++++ SUPPLIED ENTRIES
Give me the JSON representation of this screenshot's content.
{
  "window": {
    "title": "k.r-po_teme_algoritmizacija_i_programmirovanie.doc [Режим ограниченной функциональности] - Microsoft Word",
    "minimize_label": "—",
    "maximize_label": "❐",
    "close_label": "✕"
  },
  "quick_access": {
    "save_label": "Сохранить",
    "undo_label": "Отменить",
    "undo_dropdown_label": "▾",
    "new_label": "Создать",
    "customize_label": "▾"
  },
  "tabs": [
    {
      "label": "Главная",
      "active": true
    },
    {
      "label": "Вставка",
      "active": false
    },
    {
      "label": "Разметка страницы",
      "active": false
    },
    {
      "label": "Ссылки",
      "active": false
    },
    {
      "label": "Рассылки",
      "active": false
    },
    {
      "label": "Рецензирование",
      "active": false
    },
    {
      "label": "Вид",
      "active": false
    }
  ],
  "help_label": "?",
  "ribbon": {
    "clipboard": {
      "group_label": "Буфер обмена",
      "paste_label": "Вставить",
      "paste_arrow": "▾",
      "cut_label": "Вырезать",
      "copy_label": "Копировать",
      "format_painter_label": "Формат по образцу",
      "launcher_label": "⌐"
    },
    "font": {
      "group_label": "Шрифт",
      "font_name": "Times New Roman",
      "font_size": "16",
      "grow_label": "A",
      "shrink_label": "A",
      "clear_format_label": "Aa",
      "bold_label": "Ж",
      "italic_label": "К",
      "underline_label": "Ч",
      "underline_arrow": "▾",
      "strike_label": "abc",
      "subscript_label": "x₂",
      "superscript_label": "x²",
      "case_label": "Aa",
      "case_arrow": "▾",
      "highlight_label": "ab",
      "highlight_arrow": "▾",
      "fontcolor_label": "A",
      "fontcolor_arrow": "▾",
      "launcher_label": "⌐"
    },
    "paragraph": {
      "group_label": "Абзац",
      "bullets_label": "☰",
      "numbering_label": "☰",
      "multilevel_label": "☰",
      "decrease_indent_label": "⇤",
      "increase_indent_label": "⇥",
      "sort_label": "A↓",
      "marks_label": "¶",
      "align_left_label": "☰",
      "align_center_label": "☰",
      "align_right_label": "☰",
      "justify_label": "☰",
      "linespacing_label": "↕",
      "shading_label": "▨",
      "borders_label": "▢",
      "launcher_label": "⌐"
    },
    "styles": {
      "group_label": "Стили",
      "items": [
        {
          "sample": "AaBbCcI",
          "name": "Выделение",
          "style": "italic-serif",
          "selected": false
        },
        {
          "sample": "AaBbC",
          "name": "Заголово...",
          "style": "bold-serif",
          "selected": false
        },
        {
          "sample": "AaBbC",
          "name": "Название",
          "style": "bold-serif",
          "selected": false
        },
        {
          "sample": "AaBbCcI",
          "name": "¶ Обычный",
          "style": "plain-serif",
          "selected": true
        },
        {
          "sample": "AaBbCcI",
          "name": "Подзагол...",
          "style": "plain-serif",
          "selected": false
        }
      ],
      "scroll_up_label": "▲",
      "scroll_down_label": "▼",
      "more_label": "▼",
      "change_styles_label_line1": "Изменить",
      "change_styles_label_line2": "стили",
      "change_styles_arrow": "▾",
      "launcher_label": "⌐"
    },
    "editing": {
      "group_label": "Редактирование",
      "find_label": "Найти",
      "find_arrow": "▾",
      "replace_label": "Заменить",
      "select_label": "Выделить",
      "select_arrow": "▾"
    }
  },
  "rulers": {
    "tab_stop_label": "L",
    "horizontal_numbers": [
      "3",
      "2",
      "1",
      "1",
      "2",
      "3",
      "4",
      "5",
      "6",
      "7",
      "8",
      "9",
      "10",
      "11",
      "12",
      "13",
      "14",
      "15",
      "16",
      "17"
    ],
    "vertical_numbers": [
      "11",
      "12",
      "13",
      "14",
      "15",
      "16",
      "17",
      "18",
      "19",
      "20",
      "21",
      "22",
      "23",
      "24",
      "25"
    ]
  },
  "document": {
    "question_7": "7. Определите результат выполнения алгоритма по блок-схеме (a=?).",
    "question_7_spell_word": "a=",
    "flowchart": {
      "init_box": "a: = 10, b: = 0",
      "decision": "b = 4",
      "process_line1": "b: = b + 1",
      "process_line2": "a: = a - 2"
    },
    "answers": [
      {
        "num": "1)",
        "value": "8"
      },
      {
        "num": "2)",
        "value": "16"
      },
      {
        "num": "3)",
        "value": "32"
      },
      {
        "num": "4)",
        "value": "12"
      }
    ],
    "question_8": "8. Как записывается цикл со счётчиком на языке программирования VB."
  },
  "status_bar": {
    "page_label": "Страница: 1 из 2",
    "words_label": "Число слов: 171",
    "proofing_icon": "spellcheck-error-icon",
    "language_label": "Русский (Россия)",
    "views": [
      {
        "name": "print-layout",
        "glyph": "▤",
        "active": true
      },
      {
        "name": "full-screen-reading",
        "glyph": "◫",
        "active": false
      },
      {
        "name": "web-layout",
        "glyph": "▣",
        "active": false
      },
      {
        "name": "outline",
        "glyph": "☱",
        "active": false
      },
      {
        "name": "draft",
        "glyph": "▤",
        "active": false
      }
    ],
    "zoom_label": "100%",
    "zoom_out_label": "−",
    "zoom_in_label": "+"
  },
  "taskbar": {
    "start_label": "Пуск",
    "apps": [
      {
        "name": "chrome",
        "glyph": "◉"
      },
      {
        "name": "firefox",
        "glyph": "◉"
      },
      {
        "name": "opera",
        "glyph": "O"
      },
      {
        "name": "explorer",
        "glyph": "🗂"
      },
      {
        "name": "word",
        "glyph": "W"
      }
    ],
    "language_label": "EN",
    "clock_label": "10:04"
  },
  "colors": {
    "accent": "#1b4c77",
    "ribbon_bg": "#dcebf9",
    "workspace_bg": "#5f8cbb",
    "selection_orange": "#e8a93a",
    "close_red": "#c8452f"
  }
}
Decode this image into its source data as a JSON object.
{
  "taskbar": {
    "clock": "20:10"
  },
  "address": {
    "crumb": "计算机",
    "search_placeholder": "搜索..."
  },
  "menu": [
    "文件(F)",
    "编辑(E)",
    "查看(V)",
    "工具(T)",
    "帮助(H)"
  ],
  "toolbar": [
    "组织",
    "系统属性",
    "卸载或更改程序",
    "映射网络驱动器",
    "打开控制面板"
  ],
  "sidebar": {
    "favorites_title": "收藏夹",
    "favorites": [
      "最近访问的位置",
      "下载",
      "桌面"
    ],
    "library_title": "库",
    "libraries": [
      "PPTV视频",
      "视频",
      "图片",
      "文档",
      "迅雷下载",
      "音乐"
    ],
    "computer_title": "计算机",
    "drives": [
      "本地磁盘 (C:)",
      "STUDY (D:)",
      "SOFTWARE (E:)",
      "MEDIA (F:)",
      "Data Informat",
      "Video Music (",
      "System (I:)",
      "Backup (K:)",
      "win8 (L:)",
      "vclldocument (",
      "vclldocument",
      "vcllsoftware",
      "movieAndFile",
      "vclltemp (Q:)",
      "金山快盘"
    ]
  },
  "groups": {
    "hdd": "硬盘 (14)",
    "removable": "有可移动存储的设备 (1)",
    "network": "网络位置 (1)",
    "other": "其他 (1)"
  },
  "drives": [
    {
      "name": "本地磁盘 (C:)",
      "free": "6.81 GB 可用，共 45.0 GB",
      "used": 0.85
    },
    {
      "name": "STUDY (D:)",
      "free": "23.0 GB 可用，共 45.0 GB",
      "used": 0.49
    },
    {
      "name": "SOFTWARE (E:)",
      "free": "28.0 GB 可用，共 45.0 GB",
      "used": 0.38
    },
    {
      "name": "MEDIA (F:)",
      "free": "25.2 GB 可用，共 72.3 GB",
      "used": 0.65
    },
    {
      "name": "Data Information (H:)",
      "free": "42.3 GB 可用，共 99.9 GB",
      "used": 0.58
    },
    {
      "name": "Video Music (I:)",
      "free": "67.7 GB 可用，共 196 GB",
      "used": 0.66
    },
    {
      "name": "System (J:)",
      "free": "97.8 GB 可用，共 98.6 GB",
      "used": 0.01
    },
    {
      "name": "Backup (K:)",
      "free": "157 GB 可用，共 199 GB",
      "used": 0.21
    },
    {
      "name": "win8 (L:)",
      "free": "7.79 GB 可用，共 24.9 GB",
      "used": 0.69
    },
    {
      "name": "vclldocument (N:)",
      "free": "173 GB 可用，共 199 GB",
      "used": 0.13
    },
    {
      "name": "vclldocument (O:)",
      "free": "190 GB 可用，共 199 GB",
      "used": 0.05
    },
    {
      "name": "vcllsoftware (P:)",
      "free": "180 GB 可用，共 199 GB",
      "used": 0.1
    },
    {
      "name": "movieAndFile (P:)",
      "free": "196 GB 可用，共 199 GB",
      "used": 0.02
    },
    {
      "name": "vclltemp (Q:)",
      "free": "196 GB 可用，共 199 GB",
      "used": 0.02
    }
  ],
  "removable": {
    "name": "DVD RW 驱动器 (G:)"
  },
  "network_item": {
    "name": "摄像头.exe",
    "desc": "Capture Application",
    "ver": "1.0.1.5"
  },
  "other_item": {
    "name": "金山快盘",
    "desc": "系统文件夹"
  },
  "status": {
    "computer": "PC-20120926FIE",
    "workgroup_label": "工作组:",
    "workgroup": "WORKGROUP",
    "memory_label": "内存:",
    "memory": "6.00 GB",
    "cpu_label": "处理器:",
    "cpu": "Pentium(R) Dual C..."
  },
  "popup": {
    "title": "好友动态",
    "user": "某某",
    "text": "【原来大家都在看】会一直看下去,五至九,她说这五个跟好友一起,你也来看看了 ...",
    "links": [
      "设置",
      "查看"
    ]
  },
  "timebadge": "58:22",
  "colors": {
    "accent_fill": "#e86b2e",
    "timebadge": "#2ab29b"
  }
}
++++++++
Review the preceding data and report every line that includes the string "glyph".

        "glyph": "▤",
        "glyph": "◫",
        "glyph": "▣",
        "glyph": "☱",
        "glyph": "▤",
        "glyph": "◉"
        "glyph": "◉"
        "glyph": "O"
        "glyph": "🗂"
        "glyph": "W"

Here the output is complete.